“Because I asked questions, it’s like, ‘How dare you ask questions, you’re not authorized to ask questions, you just sit down, you shut up, you look at the assignment we’re doing give up and stop asking questions.”
“I’m Brett’s voice now, Brett is in a coffin, he’s in the graveyard… all because of a day that could have been prevented,” Ms Senior Constable Susan Forte (pictured) told 7News Spotlight
On the final day of the inquest into Brett’s death, Ms Forte was denied the right to read her victim impact statement.
It was blocked by solicitors acting on behalf of Queensland Police, including the Police Commissioner.
“It’s a big risk but Cath and I aren’t heard, we get shut down every time… so I’m talking to you (Denham Hitchcock) I’m desperate it’s my last resort and I would risk my job if you do this, because they don’t want me to talk, they want to shut me up,” Ms. Forte said.
“But I’m telling the truth, so there’s no harm in telling the truth.”
“Brett’s death was preventable, people knew, they didn’t share information…because of their inaction and knowing they knew…that’s why Brett (center) is dead,” Ms Forte said
The day after Mr Forte was killed, Maddison was shot dead by police after being ordered to surrender more than 80 times during a 20-hour siege.
Wanted for domestic violence offenses, he had led officers into a 30-minute police chase just minutes after a long phone call with Sergeant Peter Jenkins, during which he refused to turn himself in.
Footage of the shooting and the startling tone of the call were released last year by the state coroner as part of the inquest into the deaths of Constable Forte and Maddison.
Brett Forte’s killer, Ricky Maddison (pictured), was later shot dead by police after a 20-hour siege the following day
The video showed Maddison jumping out of his car to point a gun at Forte and his partner.
The gunman was driving his Nissan Navara when police spotted him just before 2 p.m. on May 29, 2017.
Officers chased him for 26 minutes with sirens wailing and lights flashing as he drove down a dirt road.
Constable Forte and his partner Cath Nielsen quickly joined the pursuit, becoming the primary police vehicle chasing Maddison.
“Just be aware he has been involved in firearms related crimes so be careful when arresting him,” Constable Forte is heard telling other officers during the pursuit.
As Maddison came to a stop on the dirt road, he was seen jumping out of his car and suddenly opening fire on the two police officers.
As they attempted to flee the area and backed down the road, their car rolled, leaving Mr Forte and Ms Nielsen as “sitting ducks”.
Maddison points a gun at Constable Forte and Nielsen before opening fire on the officers
Constable Nielsen was then heard screaming for help.
‘Can someone help? We need help here. We need help here,’ she said.

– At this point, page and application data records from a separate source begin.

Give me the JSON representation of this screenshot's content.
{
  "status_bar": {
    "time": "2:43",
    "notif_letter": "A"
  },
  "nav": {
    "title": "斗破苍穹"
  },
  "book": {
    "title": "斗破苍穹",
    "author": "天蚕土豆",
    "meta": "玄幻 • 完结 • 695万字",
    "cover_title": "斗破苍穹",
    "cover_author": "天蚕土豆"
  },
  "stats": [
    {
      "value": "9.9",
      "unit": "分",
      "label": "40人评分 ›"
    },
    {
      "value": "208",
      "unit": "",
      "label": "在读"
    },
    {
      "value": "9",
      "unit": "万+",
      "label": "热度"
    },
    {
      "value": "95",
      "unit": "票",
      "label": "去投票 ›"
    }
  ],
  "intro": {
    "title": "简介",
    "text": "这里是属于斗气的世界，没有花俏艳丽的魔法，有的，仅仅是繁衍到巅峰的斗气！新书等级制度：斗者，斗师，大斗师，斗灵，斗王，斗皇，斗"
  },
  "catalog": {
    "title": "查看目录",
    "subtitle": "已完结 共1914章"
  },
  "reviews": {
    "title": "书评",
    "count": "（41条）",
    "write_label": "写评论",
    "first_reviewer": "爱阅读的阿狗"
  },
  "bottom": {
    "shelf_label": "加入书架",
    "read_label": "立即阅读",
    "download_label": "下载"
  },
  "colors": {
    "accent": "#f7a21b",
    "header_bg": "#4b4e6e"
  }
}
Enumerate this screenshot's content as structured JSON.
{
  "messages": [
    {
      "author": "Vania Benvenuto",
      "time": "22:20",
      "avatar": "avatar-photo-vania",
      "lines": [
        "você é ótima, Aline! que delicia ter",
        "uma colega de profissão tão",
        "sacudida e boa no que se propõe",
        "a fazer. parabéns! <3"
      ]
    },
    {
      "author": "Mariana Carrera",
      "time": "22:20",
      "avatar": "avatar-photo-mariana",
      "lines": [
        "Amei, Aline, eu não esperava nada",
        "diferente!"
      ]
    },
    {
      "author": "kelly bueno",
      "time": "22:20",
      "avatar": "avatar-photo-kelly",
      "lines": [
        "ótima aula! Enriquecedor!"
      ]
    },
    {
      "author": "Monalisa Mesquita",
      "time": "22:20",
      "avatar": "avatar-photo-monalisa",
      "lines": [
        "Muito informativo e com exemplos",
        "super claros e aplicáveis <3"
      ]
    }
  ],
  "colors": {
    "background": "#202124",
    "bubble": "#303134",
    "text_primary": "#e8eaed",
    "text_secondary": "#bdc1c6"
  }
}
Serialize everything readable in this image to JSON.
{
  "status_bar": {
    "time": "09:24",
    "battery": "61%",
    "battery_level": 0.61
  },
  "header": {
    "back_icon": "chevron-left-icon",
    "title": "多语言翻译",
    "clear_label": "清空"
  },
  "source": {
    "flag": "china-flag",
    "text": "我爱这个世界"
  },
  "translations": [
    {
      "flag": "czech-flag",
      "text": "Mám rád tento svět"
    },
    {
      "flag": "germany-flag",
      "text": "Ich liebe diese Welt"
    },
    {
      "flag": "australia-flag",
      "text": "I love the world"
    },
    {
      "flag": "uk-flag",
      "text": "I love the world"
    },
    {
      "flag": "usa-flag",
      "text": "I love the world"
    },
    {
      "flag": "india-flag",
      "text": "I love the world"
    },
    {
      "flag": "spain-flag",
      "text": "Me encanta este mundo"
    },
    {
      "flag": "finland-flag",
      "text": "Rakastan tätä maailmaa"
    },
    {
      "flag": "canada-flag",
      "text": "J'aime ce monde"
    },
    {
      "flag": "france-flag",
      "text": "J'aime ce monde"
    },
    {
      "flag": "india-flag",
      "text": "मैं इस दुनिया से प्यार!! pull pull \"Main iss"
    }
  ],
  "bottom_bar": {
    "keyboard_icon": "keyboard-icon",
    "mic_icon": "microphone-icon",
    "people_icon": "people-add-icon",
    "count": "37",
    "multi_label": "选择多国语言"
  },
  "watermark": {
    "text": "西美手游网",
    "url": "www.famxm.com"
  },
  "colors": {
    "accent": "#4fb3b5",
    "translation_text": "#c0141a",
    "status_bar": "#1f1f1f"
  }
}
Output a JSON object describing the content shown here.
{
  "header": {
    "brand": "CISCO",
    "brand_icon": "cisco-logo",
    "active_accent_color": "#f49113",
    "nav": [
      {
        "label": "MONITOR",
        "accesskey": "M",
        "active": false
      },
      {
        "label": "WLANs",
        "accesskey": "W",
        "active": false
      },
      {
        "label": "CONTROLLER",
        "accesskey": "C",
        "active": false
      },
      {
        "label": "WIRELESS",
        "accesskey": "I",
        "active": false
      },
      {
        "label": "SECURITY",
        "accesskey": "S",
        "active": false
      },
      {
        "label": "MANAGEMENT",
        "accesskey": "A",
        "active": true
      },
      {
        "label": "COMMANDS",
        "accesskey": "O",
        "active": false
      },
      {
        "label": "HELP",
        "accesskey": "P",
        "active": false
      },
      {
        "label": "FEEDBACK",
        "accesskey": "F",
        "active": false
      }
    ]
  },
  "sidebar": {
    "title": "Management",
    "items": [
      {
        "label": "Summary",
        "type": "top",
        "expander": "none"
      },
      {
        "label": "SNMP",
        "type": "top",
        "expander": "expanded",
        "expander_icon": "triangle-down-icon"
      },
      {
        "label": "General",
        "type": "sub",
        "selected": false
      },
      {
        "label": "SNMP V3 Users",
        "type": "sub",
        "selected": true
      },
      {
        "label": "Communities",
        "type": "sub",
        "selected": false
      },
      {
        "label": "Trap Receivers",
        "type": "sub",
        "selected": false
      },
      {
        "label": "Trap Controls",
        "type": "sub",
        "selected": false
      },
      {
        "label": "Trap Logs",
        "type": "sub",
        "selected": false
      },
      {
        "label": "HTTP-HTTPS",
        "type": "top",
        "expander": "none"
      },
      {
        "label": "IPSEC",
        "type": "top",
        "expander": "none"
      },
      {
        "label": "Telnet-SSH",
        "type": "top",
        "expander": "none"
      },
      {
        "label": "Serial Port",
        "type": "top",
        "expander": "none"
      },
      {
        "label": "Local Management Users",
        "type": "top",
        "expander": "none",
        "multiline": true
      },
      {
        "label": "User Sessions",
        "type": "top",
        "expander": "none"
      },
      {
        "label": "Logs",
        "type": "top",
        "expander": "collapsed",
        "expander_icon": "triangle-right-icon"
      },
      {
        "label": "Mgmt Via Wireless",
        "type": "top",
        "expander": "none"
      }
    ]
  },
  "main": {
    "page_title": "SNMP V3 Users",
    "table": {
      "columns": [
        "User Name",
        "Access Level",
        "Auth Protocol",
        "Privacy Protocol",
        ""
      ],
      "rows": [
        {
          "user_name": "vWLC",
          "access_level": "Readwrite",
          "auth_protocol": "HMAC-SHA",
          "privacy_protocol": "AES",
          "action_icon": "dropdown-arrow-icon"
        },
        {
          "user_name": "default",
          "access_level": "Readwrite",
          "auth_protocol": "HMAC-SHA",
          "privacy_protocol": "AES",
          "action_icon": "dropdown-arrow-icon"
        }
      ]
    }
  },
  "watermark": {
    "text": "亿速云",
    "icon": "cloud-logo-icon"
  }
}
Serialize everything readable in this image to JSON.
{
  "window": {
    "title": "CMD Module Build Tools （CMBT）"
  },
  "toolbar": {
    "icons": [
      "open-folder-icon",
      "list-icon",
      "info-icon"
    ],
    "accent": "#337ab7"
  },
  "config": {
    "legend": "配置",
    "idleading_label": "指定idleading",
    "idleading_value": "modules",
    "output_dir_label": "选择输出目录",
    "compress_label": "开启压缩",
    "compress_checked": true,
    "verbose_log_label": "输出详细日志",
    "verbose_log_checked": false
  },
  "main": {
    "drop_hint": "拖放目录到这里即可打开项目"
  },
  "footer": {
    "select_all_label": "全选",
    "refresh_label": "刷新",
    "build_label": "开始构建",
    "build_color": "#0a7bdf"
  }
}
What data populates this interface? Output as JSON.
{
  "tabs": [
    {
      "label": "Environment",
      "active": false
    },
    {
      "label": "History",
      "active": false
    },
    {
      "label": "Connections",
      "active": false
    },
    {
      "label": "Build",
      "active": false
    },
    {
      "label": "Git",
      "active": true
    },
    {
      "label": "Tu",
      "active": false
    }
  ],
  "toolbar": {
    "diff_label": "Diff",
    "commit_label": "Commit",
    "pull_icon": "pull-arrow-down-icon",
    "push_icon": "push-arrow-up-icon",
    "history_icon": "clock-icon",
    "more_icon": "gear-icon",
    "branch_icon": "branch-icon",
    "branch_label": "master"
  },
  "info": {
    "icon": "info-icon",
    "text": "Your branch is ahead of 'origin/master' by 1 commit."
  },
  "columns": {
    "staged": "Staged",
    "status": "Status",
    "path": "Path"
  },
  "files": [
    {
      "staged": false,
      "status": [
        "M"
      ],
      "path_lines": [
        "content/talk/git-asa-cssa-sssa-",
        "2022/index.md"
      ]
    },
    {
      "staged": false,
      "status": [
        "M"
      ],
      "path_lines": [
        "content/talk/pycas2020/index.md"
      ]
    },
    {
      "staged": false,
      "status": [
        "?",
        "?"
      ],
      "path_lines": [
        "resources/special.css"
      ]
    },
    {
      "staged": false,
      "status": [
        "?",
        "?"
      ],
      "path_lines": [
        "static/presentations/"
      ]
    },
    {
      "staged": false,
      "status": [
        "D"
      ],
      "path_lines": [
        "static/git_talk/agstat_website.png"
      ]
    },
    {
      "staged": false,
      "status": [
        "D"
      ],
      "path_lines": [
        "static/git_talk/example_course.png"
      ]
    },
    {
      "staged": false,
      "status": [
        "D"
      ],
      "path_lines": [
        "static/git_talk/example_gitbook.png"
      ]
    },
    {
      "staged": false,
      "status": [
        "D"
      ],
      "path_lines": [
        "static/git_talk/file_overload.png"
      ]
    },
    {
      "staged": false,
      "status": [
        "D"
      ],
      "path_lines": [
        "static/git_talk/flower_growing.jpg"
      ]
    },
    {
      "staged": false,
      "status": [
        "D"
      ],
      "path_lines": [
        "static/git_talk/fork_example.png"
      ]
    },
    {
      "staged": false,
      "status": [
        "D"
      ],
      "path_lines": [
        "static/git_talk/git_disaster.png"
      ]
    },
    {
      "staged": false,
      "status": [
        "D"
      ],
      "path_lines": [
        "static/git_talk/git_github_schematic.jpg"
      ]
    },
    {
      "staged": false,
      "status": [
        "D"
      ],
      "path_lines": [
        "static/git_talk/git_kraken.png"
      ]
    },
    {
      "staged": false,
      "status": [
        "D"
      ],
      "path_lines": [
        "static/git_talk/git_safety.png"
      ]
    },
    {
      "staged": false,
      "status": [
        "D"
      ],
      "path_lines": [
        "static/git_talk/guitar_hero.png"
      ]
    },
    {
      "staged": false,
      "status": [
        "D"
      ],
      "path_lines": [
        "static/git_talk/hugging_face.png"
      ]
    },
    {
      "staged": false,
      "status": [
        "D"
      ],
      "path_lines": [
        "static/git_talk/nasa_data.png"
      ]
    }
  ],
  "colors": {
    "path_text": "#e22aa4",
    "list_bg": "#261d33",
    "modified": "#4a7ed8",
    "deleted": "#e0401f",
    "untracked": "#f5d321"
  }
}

“We sit in wait. Forty is injured. Forty is injured. there is blood We need a hand here.”
Constable Forte died after being shot in the groin and arm while Maddison fled to a nearby fort, where he too was later killed.
Before the chase unfolded, Maddison had called his local police station with the 35-minute explosive device being played at the inquest.
The call allowed police to track down the wanted man in Toowoomba.
Constable Forte answered the phone before handing it to Sergeant Jenkins, the Courier Mail reported.
Maddison has been back and forth with Jenkins about his case and has repeatedly refused to turn himself in.
“They (sic) ostracized me from society. So that’s why I don’t live by your damn rules anymore,” Maddison can be heard saying on the call.
“I have nowhere to live, I haven’t seen my damn family in a year. I can’t see my niece or my fucking nephew. I can’t see my friends, I don’t have a damn life.
‘You broke me and I have nowhere else to turn.’
At the end of the call, when Sergeant Jenkins asks Maddison to tell him where he is, the gunman is heard laughing and saying, “You’d like that, wouldn’t you?”